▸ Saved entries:
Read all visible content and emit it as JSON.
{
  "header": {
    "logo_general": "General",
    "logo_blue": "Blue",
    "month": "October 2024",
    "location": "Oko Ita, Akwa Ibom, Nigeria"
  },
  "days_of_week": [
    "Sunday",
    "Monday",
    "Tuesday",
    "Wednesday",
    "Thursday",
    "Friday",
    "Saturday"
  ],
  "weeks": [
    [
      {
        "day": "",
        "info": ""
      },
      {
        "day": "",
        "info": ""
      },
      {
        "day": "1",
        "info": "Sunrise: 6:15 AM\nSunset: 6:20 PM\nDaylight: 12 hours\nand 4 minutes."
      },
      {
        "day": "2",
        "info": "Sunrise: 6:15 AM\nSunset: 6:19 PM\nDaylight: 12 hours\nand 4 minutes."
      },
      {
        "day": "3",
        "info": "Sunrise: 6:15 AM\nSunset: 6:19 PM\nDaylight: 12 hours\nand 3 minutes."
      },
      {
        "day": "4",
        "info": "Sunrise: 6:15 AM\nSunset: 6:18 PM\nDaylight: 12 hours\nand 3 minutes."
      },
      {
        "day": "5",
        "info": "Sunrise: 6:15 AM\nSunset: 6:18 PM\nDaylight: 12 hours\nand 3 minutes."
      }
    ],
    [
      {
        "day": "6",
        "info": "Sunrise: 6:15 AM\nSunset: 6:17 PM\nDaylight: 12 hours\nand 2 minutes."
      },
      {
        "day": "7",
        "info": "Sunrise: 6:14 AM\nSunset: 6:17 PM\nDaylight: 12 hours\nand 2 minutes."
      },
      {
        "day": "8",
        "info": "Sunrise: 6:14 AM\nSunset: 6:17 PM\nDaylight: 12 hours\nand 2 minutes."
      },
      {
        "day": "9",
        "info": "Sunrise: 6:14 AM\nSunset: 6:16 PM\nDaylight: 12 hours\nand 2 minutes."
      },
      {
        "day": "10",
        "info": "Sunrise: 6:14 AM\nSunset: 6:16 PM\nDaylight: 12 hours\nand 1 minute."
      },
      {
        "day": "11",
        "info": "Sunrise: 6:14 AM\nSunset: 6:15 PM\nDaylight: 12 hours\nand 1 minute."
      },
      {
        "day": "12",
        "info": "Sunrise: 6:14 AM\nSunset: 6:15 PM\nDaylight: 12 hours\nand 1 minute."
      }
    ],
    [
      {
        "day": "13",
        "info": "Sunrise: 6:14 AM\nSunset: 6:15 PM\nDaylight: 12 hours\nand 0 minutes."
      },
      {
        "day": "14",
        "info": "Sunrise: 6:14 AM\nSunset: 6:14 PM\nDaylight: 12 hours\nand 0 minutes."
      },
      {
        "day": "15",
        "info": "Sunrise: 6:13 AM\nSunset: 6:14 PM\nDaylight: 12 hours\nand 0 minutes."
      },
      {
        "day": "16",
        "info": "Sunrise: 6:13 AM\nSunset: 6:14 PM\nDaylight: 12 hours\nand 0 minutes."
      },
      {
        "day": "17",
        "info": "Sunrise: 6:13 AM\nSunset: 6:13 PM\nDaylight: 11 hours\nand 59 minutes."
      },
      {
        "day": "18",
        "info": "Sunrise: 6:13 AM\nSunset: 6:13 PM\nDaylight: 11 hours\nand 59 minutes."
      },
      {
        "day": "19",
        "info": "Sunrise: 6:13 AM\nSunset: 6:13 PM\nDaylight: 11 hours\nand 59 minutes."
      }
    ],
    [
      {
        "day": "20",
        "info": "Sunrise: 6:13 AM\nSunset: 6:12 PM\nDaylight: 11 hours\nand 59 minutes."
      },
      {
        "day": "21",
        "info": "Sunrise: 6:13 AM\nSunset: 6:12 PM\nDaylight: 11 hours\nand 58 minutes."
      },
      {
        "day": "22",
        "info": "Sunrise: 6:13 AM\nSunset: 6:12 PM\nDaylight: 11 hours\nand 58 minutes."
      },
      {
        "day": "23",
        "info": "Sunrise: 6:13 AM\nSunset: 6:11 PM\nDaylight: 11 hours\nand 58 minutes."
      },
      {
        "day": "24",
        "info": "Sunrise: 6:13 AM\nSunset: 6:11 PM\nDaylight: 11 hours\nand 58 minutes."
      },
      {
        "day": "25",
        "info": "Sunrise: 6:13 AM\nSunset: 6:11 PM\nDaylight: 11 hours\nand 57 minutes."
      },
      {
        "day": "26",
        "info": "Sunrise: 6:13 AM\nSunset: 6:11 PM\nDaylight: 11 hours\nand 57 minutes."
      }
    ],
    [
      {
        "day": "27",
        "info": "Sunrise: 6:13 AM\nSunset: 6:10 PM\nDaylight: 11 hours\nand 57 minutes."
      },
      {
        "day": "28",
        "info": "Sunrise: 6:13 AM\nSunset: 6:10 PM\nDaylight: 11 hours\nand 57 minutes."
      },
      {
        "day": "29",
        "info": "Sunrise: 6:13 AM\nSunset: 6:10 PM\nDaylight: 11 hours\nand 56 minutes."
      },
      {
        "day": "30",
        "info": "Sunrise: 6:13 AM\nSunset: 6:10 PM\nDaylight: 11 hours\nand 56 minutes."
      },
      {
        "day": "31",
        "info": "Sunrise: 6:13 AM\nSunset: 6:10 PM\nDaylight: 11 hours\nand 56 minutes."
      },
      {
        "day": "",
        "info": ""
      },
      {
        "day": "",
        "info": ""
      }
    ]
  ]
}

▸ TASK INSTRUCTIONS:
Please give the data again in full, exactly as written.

▸ EXERCISE RESULT:
Read all visible content and emit it as JSON.
{
  "header": {
    "logo_general": "General",
    "logo_blue": "Blue",
    "month": "October 2024",
    "location": "Oko Ita, Akwa Ibom, Nigeria"
  },
  "days_of_week": [
    "Sunday",
    "Monday",
    "Tuesday",
    "Wednesday",
    "Thursday",
    "Friday",
    "Saturday"
  ],
  "weeks": [
    [
      {
        "day": "",
        "info": ""
      },
      {
        "day": "",
        "info": ""
      },
      {
        "day": "1",
        "info": "Sunrise: 6:15 AM\nSunset: 6:20 PM\nDaylight: 12 hours\nand 4 minutes."
      },
      {
        "day": "2",
        "info": "Sunrise: 6:15 AM\nSunset: 6:19 PM\nDaylight: 12 hours\nand 4 minutes."
      },
      {
        "day": "3",
        "info": "Sunrise: 6:15 AM\nSunset: 6:19 PM\nDaylight: 12 hours\nand 3 minutes."
      },
      {
        "day": "4",
        "info": "Sunrise: 6:15 AM\nSunset: 6:18 PM\nDaylight: 12 hours\nand 3 minutes."
      },
      {
        "day": "5",
        "info": "Sunrise: 6:15 AM\nSunset: 6:18 PM\nDaylight: 12 hours\nand 3 minutes."
      }
    ],
    [
      {
        "day": "6",
        "info": "Sunrise: 6:15 AM\nSunset: 6:17 PM\nDaylight: 12 hours\nand 2 minutes."
      },
      {
        "day": "7",
        "info": "Sunrise: 6:14 AM\nSunset: 6:17 PM\nDaylight: 12 hours\nand 2 minutes."
      },
      {
        "day": "8",
        "info": "Sunrise: 6:14 AM\nSunset: 6:17 PM\nDaylight: 12 hours\nand 2 minutes."
      },
      {
        "day": "9",
        "info": "Sunrise: 6:14 AM\nSunset: 6:16 PM\nDaylight: 12 hours\nand 2 minutes."
      },
      {
        "day": "10",
        "info": "Sunrise: 6:14 AM\nSunset: 6:16 PM\nDaylight: 12 hours\nand 1 minute."
      },
      {
        "day": "11",
        "info": "Sunrise: 6:14 AM\nSunset: 6:15 PM\nDaylight: 12 hours\nand 1 minute."
      },
      {
        "day": "12",
        "info": "Sunrise: 6:14 AM\nSunset: 6:15 PM\nDaylight: 12 hours\nand 1 minute."
      }
    ],
    [
      {
        "day": "13",
        "info": "Sunrise: 6:14 AM\nSunset: 6:15 PM\nDaylight: 12 hours\nand 0 minutes."
      },
      {
        "day": "14",
        "info": "Sunrise: 6:14 AM\nSunset: 6:14 PM\nDaylight: 12 hours\nand 0 minutes."
      },
      {
        "day": "15",
        "info": "Sunrise: 6:13 AM\nSunset: 6:14 PM\nDaylight: 12 hours\nand 0 minutes."
      },
      {
        "day": "16",
        "info": "Sunrise: 6:13 AM\nSunset: 6:14 PM\nDaylight: 12 hours\nand 0 minutes."
      },
      {
        "day": "17",
        "info": "Sunrise: 6:13 AM\nSunset: 6:13 PM\nDaylight: 11 hours\nand 59 minutes."
      },
      {
        "day": "18",
        "info": "Sunrise: 6:13 AM\nSunset: 6:13 PM\nDaylight: 11 hours\nand 59 minutes."
      },
      {
        "day": "19",
        "info": "Sunrise: 6:13 AM\nSunset: 6:13 PM\nDaylight: 11 hours\nand 59 minutes."
      }
    ],
    [
      {
        "day": "20",
        "info": "Sunrise: 6:13 AM\nSunset: 6:12 PM\nDaylight: 11 hours\nand 59 minutes."
      },
      {
        "day": "21",
        "info": "Sunrise: 6:13 AM\nSunset: 6:12 PM\nDaylight: 11 hours\nand 58 minutes."
      },
      {
        "day": "22",
        "info": "Sunrise: 6:13 AM\nSunset: 6:12 PM\nDaylight: 11 hours\nand 58 minutes."
      },
      {
        "day": "23",
        "info": "Sunrise: 6:13 AM\nSunset: 6:11 PM\nDaylight: 11 hours\nand 58 minutes."
      },
      {
        "day": "24",
        "info": "Sunrise: 6:13 AM\nSunset: 6:11 PM\nDaylight: 11 hours\nand 58 minutes."
      },
      {
        "day": "25",
        "info": "Sunrise: 6:13 AM\nSunset: 6:11 PM\nDaylight: 11 hours\nand 57 minutes."
      },
      {
        "day": "26",
        "info": "Sunrise: 6:13 AM\nSunset: 6:11 PM\nDaylight: 11 hours\nand 57 minutes."
      }
    ],
    [
      {
        "day": "27",
        "info": "Sunrise: 6:13 AM\nSunset: 6:10 PM\nDaylight: 11 hours\nand 57 minutes."
      },
      {
        "day": "28",
        "info": "Sunrise: 6:13 AM\nSunset: 6:10 PM\nDaylight: 11 hours\nand 57 minutes."
      },
      {
        "day": "29",
        "info": "Sunrise: 6:13 AM\nSunset: 6:10 PM\nDaylight: 11 hours\nand 56 minutes."
      },
      {
        "day": "30",
        "info": "Sunrise: 6:13 AM\nSunset: 6:10 PM\nDaylight: 11 hours\nand 56 minutes."
      },
      {
        "day": "31",
        "info": "Sunrise: 6:13 AM\nSunset: 6:10 PM\nDaylight: 11 hours\nand 56 minutes."
      },
      {
        "day": "",
        "info": ""
      },
      {
        "day": "",
        "info": ""
      }
    ]
  ]
}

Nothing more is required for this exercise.